Lars Kunze and Tom Williams and Nick Hawes and Matthias Scheutz


AAAI Fall Symposium on AI and HRI

Publication Year

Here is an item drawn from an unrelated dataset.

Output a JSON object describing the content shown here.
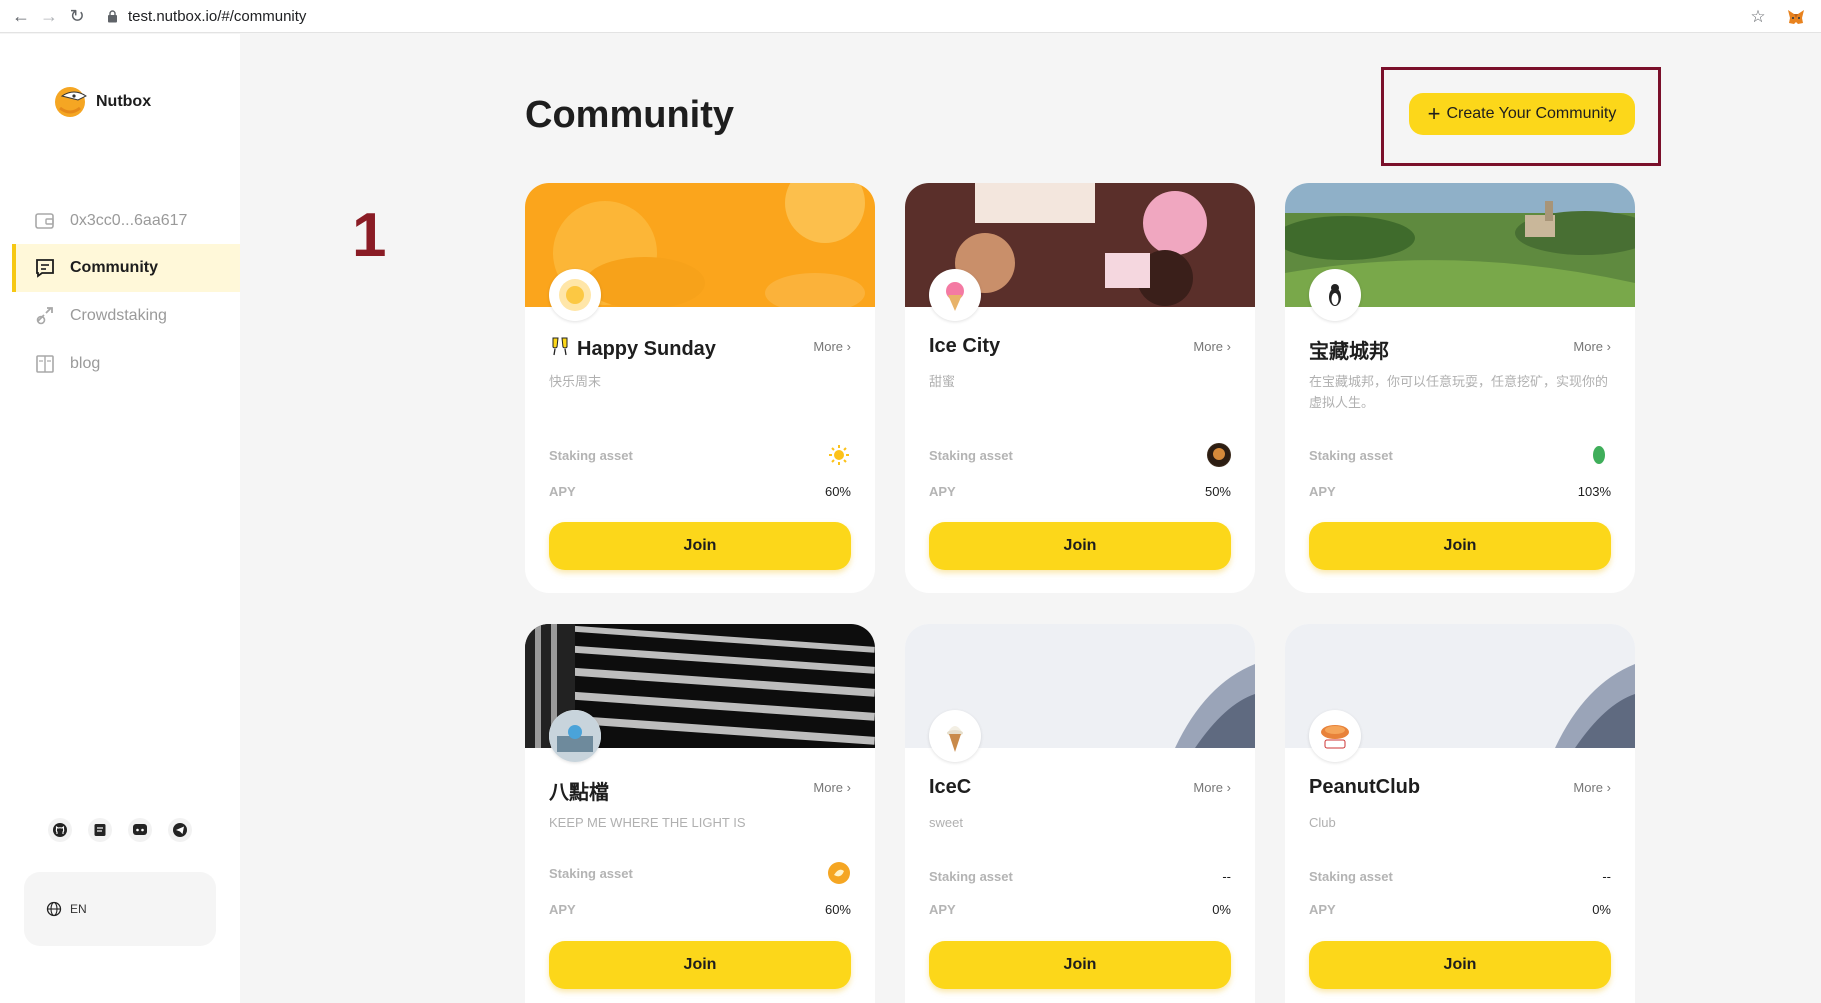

The ability to refer to entities such as objects, locations, and people is an important capability for robots designed to inter- act with humans. For example, a referring expression (RE) such as “Do you mean the box on the left?” might be used by a robot seeking to disambiguate between objects. In this paper, we present and evaluate algorithms for Referring Expression Generation (REG) in small-scale situated contexts. We first present data regarding how humans generate small-scale spa- tial referring expressions (REs). We then use this data to define five categories of observed small-scale spatial REs, and use these categories to create an ensemble of REG algorithms. Next, we evaluate REs generated by those algorithms and by humans both subjectively (by having participants rank REs), and objectively, (by assessing task performance when partic- ipants use REs) through a set of interrelated crowdsourced experiments. While our machine generated REs were sub- jectively rated lower than those generated by humans, they objectively significantly outperformed human REs. Finally, we discuss the main contributions of this work: (1) a dataset of images and REs, (2) a categorization of observed small- scale spatial REs, (3) an ensemble of REG algorithms, and (4) a crowdsourcing-based framework for subjectively and objectively evaluating REG.